To do:
Restate the records that follow word for word. Omit the images.

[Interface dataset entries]
* * *
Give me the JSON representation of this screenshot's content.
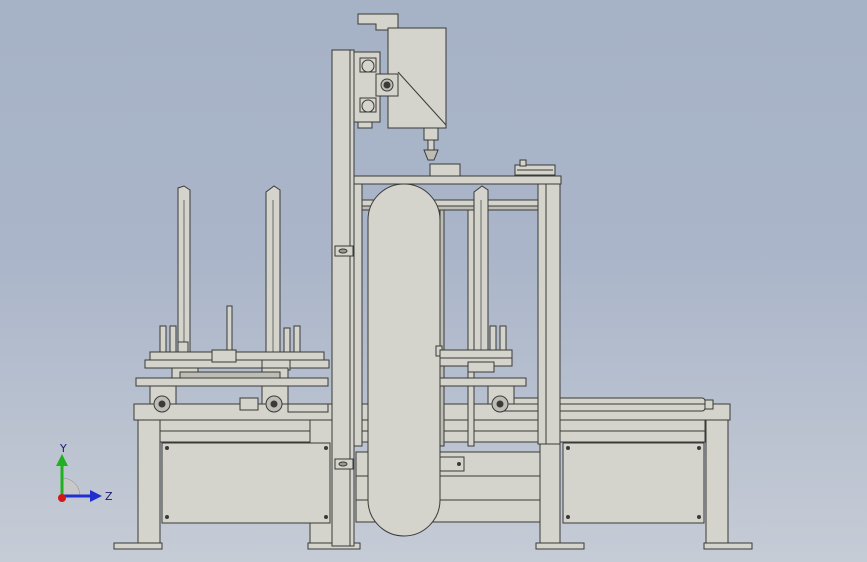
{
  "triad": {
    "y_label": "Y",
    "z_label": "Z"
  },
  "colors": {
    "background_top": "#a6b2c6",
    "background_bottom": "#c6ccd6",
    "machine_fill": "#d4d4cc",
    "machine_dark": "#bdbdb5",
    "edge": "#3a3a38",
    "y_axis": "#20b020",
    "z_axis": "#2030d0",
    "x_axis": "#d01818"
  }
}
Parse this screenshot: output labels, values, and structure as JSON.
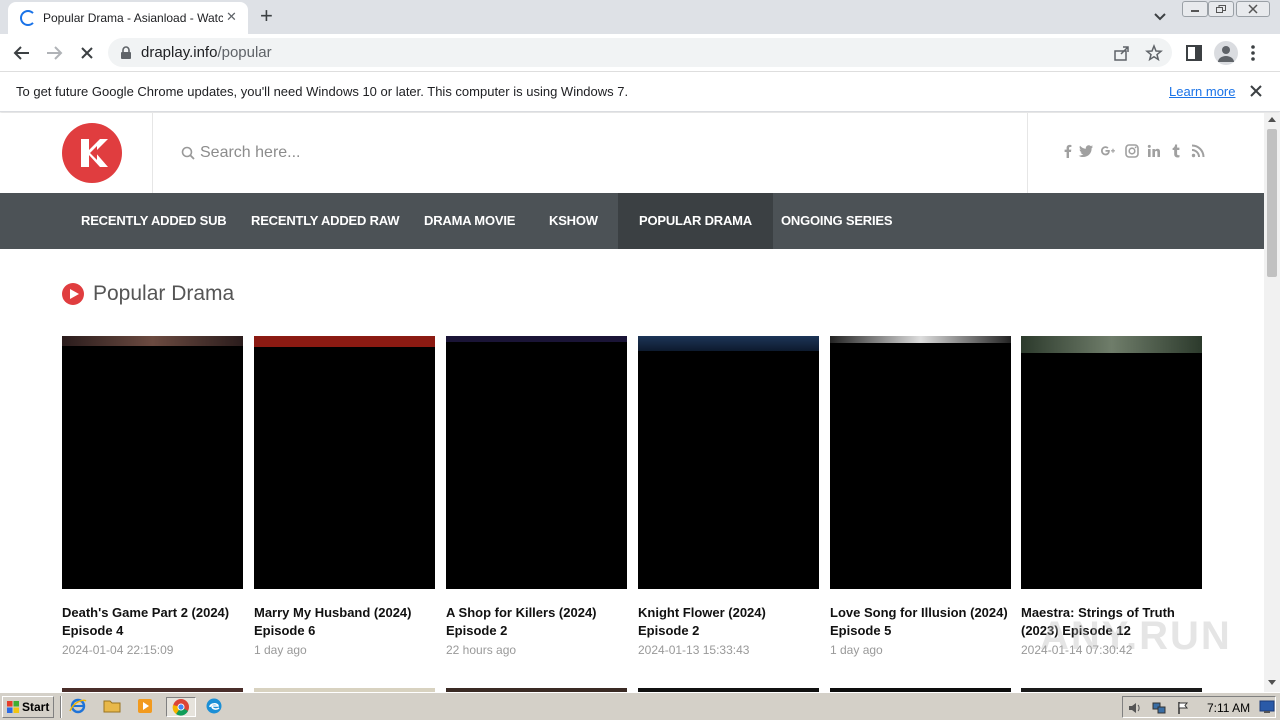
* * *
Response to this exercise:
Give me the JSON representation of this screenshot's content.
{
  "triad": {
    "y_label": "Y",
    "z_label": "Z"
  },
  "colors": {
    "background_top": "#a6b2c6",
    "background_bottom": "#c6ccd6",
    "machine_fill": "#d4d4cc",
    "machine_dark": "#bdbdb5",
    "edge": "#3a3a38",
    "y_axis": "#20b020",
    "z_axis": "#2030d0",
    "x_axis": "#d01818"
  }
}
Parse this screenshot: output labels, values, and structure as JSON.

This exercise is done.